Each line of the listing below must be retyped as given.

▼▼▼

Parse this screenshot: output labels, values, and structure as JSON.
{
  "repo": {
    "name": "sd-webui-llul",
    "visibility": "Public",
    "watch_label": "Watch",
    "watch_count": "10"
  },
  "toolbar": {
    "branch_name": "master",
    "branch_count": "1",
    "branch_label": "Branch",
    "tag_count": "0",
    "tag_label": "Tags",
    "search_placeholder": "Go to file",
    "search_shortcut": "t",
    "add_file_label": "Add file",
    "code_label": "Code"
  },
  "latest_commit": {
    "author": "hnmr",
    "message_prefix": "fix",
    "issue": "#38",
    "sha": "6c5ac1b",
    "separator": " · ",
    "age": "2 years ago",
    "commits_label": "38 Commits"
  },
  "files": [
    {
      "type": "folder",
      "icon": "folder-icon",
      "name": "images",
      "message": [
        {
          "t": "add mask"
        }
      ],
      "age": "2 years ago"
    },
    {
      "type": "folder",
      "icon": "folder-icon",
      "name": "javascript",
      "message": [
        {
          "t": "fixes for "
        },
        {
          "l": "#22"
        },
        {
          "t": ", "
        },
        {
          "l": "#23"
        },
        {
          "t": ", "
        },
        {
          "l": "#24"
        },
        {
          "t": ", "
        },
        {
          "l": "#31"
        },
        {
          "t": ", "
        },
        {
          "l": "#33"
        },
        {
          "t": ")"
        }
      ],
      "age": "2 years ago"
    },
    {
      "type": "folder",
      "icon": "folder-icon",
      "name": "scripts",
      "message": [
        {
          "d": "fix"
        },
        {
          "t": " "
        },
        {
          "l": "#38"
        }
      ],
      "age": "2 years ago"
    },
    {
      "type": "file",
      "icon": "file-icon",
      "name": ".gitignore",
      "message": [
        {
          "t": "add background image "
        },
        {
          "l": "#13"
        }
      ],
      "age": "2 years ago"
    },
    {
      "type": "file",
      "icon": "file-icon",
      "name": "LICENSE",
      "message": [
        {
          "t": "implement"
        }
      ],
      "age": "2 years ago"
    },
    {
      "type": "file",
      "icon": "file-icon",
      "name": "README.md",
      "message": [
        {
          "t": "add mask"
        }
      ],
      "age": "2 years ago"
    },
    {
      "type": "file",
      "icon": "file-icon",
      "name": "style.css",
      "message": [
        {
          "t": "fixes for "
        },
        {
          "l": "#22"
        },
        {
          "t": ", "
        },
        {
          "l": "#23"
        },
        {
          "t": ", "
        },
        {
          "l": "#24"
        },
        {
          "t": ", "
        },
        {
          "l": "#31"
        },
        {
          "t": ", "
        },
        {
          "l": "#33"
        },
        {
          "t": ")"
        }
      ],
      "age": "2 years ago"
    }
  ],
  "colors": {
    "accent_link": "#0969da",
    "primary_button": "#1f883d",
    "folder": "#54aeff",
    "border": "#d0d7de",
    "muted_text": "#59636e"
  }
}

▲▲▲

- Solution to this exercise
Parse this screenshot: output labels, values, and structure as JSON.
{
  "repo": {
    "name": "sd-webui-llul",
    "visibility": "Public",
    "watch_label": "Watch",
    "watch_count": "10"
  },
  "toolbar": {
    "branch_name": "master",
    "branch_count": "1",
    "branch_label": "Branch",
    "tag_count": "0",
    "tag_label": "Tags",
    "search_placeholder": "Go to file",
    "search_shortcut": "t",
    "add_file_label": "Add file",
    "code_label": "Code"
  },
  "latest_commit": {
    "author": "hnmr",
    "message_prefix": "fix",
    "issue": "#38",
    "sha": "6c5ac1b",
    "separator": " · ",
    "age": "2 years ago",
    "commits_label": "38 Commits"
  },
  "files": [
    {
      "type": "folder",
      "icon": "folder-icon",
      "name": "images",
      "message": [
        {
          "t": "add mask"
        }
      ],
      "age": "2 years ago"
    },
    {
      "type": "folder",
      "icon": "folder-icon",
      "name": "javascript",
      "message": [
        {
          "t": "fixes for "
        },
        {
          "l": "#22"
        },
        {
          "t": ", "
        },
        {
          "l": "#23"
        },
        {
          "t": ", "
        },
        {
          "l": "#24"
        },
        {
          "t": ", "
        },
        {
          "l": "#31"
        },
        {
          "t": ", "
        },
        {
          "l": "#33"
        },
        {
          "t": ")"
        }
      ],
      "age": "2 years ago"
    },
    {
      "type": "folder",
      "icon": "folder-icon",
      "name": "scripts",
      "message": [
        {
          "d": "fix"
        },
        {
          "t": " "
        },
        {
          "l": "#38"
        }
      ],
      "age": "2 years ago"
    },
    {
      "type": "file",
      "icon": "file-icon",
      "name": ".gitignore",
      "message": [
        {
          "t": "add background image "
        },
        {
          "l": "#13"
        }
      ],
      "age": "2 years ago"
    },
    {
      "type": "file",
      "icon": "file-icon",
      "name": "LICENSE",
      "message": [
        {
          "t": "implement"
        }
      ],
      "age": "2 years ago"
    },
    {
      "type": "file",
      "icon": "file-icon",
      "name": "README.md",
      "message": [
        {
          "t": "add mask"
        }
      ],
      "age": "2 years ago"
    },
    {
      "type": "file",
      "icon": "file-icon",
      "name": "style.css",
      "message": [
        {
          "t": "fixes for "
        },
        {
          "l": "#22"
        },
        {
          "t": ", "
        },
        {
          "l": "#23"
        },
        {
          "t": ", "
        },
        {
          "l": "#24"
        },
        {
          "t": ", "
        },
        {
          "l": "#31"
        },
        {
          "t": ", "
        },
        {
          "l": "#33"
        },
        {
          "t": ")"
        }
      ],
      "age": "2 years ago"
    }
  ],
  "colors": {
    "accent_link": "#0969da",
    "primary_button": "#1f883d",
    "folder": "#54aeff",
    "border": "#d0d7de",
    "muted_text": "#59636e"
  }
}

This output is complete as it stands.